__TASK TO CARRY OUT__: Search the material below for the string "title". Return every line that holds it.

__MATERIAL PROVIDED__:

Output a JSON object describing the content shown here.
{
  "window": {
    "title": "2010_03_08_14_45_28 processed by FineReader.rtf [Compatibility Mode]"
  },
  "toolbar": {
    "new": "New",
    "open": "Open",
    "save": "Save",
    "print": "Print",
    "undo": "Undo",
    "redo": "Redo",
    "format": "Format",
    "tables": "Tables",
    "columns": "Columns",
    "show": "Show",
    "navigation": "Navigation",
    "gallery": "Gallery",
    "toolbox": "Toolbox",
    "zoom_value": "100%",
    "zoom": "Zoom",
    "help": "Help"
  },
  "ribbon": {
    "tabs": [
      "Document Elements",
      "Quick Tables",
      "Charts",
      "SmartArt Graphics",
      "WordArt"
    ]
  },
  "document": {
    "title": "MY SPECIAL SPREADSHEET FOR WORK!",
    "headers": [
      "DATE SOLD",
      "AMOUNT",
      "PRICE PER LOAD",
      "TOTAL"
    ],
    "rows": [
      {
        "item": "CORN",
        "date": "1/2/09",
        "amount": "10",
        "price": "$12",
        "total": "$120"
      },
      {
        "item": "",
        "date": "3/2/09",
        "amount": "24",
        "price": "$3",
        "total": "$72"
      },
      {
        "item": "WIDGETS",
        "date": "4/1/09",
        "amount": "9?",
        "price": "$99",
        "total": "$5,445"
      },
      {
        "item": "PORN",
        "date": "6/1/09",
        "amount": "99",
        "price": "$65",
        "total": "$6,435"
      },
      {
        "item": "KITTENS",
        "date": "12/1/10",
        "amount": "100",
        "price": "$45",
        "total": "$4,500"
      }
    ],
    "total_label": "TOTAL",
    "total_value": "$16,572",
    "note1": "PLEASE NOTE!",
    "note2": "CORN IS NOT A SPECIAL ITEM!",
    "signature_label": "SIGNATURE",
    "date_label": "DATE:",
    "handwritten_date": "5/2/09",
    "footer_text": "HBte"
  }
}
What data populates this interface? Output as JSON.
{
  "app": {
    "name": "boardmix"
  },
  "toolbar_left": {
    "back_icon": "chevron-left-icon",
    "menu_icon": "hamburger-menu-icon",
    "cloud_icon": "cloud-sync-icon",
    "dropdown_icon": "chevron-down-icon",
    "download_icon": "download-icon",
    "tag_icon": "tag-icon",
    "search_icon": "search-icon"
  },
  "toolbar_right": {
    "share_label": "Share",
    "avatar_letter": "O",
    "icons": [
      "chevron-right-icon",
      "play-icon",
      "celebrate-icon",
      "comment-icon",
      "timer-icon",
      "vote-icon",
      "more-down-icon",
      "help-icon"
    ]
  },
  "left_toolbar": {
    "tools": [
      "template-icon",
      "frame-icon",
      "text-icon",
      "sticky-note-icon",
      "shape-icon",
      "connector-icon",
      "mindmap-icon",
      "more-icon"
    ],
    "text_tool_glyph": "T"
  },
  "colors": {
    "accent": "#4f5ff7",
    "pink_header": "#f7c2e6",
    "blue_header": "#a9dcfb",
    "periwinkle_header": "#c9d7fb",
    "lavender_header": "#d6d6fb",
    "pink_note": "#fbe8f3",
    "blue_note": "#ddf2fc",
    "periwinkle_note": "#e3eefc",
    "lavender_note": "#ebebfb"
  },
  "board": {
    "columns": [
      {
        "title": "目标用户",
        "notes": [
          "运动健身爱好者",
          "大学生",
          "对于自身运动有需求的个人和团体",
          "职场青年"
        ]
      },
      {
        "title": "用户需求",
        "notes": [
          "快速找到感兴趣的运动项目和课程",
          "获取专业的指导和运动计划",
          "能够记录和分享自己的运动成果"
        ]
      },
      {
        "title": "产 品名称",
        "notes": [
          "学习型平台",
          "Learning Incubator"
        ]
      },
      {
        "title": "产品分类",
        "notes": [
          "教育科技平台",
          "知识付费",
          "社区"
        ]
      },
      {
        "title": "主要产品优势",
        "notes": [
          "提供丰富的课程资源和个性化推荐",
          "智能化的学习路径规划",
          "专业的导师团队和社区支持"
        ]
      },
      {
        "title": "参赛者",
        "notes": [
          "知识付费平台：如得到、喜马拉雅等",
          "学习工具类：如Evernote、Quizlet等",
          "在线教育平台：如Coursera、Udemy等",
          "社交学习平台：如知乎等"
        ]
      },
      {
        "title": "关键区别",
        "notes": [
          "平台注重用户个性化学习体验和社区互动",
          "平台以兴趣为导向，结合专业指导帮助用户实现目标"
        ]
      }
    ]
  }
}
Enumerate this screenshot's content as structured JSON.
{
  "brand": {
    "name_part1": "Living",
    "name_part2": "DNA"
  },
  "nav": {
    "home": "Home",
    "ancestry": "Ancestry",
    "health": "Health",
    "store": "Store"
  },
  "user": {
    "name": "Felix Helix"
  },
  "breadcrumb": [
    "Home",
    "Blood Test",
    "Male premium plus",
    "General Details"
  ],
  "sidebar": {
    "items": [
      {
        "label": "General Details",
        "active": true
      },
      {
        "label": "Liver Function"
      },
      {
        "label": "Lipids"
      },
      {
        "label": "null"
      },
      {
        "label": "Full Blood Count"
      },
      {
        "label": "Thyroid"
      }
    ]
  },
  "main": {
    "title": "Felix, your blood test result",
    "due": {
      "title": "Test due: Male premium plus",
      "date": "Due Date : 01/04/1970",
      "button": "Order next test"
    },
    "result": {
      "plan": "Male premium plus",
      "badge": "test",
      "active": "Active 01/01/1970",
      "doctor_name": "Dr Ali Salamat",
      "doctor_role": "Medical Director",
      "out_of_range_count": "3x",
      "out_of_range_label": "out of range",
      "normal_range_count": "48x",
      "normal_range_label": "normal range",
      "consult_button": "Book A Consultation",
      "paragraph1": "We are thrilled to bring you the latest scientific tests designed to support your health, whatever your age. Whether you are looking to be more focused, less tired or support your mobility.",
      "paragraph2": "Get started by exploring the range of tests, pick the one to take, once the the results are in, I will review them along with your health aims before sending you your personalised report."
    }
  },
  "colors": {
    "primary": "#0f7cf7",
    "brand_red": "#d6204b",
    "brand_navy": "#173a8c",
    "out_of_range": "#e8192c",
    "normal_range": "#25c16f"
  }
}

__REPLY__:
    "title": "2010_03_08_14_45_28 processed by FineReader.rtf [Compatibility Mode]"
    "title": "MY SPECIAL SPREADSHEET FOR WORK!",
        "title": "目标用户",
        "title": "用户需求",
        "title": "产 品名称",
        "title": "产品分类",
        "title": "主要产品优势",
        "title": "参赛者",
        "title": "关键区别",
    "title": "Felix, your blood test result",
      "title": "Test due: Male premium plus",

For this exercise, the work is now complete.